New book details how Microsoft used Sony’s Cell processor for the Xbox 360

David Shippy and Mickie Phipps’ new book “The Race for a New Game Machine” has all the videogames industry drama that a person could ask for. The Wall Street Journal recently put up a tight synopsis of the book, detailing how Microsoft was able to nab fundamental specifications for the Cell and have their own chip created around them for the Xbox 360.

According to the book, Sony decided that the Playstation 3 needed to have a brand new processor, unlike anything their previous consoles featured before. In 2001, a partnership was formed between Sony, Toshiba, and IBM to create the chip from scratch. In 2002, Microsoft (looking to build the 360) went to IBM, saw some of the key specs for the unreleased Cell, and contracted IBM to build a processor around those specifications to put into the 360.

The kicker is that Microsoft ended up winning the time war, without having to spend the R&D money that Sony did. Because of a manufacturing error with the first round of chips that Microsoft protected itself against, they were able to release their console in 2005 – Sony’s original target year.

This book doesn’t have spies, ninjas, Master Chief, or pictures of cats in precarious positions with hilariously misspelled captions to explain the predicament.
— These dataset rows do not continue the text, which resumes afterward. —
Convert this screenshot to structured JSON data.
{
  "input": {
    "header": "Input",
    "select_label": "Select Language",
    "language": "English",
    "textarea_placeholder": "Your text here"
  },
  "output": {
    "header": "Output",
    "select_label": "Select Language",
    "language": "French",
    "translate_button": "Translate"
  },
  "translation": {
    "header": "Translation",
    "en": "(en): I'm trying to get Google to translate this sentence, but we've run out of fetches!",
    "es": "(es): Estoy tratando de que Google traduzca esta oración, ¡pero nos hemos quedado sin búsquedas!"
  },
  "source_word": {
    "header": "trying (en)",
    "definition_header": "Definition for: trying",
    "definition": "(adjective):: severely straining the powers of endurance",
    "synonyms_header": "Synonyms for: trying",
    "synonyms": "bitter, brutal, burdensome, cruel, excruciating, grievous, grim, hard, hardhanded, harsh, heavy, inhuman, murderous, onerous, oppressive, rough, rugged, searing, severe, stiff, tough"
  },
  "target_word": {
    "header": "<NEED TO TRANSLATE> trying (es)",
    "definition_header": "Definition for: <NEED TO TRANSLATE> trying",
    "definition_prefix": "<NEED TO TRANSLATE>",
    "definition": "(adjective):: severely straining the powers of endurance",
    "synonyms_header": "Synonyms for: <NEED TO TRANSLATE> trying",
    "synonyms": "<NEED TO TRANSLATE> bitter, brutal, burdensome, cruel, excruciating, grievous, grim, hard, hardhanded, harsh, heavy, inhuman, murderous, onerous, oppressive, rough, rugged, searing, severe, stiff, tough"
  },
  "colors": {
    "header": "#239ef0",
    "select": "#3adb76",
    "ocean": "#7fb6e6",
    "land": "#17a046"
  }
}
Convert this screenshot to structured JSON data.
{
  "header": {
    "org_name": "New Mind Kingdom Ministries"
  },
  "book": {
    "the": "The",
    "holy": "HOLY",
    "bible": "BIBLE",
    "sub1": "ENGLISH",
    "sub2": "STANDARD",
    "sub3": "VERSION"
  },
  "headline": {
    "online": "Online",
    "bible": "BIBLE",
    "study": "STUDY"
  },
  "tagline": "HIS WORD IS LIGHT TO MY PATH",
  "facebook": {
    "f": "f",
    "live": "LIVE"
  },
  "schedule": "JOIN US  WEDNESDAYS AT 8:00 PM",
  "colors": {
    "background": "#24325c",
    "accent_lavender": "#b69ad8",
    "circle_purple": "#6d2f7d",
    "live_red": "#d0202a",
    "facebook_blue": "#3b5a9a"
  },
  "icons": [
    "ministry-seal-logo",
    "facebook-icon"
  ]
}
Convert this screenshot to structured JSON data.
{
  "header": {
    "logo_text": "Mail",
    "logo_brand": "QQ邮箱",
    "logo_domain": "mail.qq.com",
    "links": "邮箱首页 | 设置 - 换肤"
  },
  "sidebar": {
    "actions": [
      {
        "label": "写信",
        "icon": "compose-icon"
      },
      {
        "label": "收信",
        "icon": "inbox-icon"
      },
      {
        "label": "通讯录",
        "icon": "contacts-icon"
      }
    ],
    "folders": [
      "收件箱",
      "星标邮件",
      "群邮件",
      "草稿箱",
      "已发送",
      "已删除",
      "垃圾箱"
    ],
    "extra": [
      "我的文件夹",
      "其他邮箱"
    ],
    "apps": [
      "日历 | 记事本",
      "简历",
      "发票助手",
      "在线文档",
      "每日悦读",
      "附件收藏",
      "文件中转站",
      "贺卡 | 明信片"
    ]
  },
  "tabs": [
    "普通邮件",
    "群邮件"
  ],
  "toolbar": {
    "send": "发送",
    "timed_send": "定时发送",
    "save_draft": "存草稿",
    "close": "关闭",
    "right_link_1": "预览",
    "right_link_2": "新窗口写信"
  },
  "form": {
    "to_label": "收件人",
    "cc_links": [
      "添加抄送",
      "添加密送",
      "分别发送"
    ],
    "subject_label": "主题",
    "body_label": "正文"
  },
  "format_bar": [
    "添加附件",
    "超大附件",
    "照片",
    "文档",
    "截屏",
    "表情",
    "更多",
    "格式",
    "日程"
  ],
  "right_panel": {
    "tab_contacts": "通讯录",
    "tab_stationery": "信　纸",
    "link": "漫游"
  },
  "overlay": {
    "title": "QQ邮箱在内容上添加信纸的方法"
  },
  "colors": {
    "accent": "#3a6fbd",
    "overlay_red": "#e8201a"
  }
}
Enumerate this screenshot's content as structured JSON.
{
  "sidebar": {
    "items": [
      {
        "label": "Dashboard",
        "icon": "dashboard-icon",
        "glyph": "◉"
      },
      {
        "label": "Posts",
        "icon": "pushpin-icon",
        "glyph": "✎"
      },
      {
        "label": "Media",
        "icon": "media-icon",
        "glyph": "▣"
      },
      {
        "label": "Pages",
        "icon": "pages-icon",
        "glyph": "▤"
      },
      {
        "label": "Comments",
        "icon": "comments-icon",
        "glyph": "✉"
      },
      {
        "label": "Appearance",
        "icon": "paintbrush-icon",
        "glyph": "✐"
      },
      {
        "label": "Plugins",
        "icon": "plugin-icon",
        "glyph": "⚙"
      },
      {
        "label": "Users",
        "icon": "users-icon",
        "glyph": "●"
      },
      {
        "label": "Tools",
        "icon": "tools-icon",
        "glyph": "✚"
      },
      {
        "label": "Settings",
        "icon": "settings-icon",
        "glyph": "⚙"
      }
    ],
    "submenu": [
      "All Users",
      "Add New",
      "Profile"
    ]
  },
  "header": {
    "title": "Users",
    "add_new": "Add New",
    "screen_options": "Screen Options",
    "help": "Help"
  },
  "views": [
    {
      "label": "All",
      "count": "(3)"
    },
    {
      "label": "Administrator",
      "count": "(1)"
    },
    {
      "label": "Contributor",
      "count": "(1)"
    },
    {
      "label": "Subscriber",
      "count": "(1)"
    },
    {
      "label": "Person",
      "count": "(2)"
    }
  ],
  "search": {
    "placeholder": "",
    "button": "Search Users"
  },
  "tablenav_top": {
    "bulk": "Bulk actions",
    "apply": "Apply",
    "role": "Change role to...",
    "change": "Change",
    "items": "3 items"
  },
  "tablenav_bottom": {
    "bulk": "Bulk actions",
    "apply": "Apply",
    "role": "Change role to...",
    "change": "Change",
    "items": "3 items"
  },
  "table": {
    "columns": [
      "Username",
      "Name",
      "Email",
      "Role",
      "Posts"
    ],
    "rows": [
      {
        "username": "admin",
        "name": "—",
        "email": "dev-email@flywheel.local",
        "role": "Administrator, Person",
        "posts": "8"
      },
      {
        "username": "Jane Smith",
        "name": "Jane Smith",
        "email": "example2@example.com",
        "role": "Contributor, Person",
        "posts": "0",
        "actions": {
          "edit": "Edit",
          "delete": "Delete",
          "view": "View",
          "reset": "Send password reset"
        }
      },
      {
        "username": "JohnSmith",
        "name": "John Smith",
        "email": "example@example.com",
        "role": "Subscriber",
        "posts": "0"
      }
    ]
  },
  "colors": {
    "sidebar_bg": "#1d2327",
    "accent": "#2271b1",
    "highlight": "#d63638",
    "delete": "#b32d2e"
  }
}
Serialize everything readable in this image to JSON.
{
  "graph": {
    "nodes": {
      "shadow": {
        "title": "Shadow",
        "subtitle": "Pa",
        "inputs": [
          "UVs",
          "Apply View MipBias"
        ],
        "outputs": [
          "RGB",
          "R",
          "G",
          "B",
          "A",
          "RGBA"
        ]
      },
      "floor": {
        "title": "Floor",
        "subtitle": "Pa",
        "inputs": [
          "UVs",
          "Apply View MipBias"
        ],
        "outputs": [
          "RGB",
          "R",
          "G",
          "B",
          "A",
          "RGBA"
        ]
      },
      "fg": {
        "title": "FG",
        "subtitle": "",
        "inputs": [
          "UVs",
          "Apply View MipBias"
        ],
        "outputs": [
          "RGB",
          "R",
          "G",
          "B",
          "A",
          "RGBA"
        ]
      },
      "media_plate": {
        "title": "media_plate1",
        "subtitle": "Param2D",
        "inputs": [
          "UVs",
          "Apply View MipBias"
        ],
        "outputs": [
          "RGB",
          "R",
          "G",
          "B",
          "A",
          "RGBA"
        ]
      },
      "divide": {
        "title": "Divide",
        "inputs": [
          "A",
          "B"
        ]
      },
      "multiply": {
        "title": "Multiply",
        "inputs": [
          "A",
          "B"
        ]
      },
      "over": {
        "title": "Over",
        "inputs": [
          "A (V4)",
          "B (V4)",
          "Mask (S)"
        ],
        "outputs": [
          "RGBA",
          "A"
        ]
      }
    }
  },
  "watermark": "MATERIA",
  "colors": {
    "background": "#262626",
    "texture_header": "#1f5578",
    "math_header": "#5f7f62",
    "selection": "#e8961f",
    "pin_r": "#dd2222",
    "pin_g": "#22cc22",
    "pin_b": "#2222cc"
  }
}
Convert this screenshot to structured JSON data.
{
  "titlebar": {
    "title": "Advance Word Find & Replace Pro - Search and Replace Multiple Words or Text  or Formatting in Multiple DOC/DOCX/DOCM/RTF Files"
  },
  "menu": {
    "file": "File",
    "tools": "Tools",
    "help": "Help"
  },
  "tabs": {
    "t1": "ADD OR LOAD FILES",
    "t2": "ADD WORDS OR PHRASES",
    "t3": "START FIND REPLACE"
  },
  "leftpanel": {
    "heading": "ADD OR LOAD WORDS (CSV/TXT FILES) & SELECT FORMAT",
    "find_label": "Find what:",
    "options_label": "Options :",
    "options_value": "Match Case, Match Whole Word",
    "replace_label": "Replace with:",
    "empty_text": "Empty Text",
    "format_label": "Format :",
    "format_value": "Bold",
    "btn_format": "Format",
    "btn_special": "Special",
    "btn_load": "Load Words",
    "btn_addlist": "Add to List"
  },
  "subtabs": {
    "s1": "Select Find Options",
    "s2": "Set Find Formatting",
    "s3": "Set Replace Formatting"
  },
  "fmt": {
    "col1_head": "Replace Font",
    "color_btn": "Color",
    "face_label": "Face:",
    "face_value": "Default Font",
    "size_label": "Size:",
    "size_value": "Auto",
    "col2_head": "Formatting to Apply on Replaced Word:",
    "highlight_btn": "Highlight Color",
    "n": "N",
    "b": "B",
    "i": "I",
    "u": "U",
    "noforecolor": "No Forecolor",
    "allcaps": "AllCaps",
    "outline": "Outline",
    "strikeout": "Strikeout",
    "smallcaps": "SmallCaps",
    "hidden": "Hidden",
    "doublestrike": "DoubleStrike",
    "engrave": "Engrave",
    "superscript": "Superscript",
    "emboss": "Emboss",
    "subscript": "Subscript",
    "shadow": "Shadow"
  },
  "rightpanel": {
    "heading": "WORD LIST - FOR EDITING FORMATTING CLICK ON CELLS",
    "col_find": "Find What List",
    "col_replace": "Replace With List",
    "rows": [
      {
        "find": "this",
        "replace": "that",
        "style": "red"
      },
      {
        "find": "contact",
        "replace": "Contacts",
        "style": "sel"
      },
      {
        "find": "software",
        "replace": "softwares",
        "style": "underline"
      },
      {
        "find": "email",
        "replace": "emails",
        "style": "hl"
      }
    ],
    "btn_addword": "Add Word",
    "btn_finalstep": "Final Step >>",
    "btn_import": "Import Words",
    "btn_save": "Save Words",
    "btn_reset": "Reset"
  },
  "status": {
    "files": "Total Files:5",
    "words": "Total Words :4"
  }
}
It does have an awesome story to tell, though.

Brad BradNicholson